EXCERPTED DATA:
▼
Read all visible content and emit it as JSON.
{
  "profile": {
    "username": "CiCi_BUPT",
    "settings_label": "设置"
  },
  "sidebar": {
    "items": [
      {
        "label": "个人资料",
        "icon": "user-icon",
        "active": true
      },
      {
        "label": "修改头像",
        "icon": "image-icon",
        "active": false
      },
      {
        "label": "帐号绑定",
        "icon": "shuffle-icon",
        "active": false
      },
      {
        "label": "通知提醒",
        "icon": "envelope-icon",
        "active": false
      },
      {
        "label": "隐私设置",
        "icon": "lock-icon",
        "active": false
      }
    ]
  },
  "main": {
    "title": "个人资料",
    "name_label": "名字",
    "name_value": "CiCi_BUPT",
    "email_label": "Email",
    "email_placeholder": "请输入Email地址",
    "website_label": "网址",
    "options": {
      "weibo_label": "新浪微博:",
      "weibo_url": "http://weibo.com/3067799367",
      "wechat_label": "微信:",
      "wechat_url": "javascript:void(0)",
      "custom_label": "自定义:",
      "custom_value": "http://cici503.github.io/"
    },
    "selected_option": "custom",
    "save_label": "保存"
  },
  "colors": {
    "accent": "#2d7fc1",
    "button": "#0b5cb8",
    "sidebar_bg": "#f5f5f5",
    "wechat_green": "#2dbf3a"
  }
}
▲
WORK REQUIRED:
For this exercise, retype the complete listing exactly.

SOLUTION TO THE EXERCISE:
Read all visible content and emit it as JSON.
{
  "profile": {
    "username": "CiCi_BUPT",
    "settings_label": "设置"
  },
  "sidebar": {
    "items": [
      {
        "label": "个人资料",
        "icon": "user-icon",
        "active": true
      },
      {
        "label": "修改头像",
        "icon": "image-icon",
        "active": false
      },
      {
        "label": "帐号绑定",
        "icon": "shuffle-icon",
        "active": false
      },
      {
        "label": "通知提醒",
        "icon": "envelope-icon",
        "active": false
      },
      {
        "label": "隐私设置",
        "icon": "lock-icon",
        "active": false
      }
    ]
  },
  "main": {
    "title": "个人资料",
    "name_label": "名字",
    "name_value": "CiCi_BUPT",
    "email_label": "Email",
    "email_placeholder": "请输入Email地址",
    "website_label": "网址",
    "options": {
      "weibo_label": "新浪微博:",
      "weibo_url": "http://weibo.com/3067799367",
      "wechat_label": "微信:",
      "wechat_url": "javascript:void(0)",
      "custom_label": "自定义:",
      "custom_value": "http://cici503.github.io/"
    },
    "selected_option": "custom",
    "save_label": "保存"
  },
  "colors": {
    "accent": "#2d7fc1",
    "button": "#0b5cb8",
    "sidebar_bg": "#f5f5f5",
    "wechat_green": "#2dbf3a"
  }
}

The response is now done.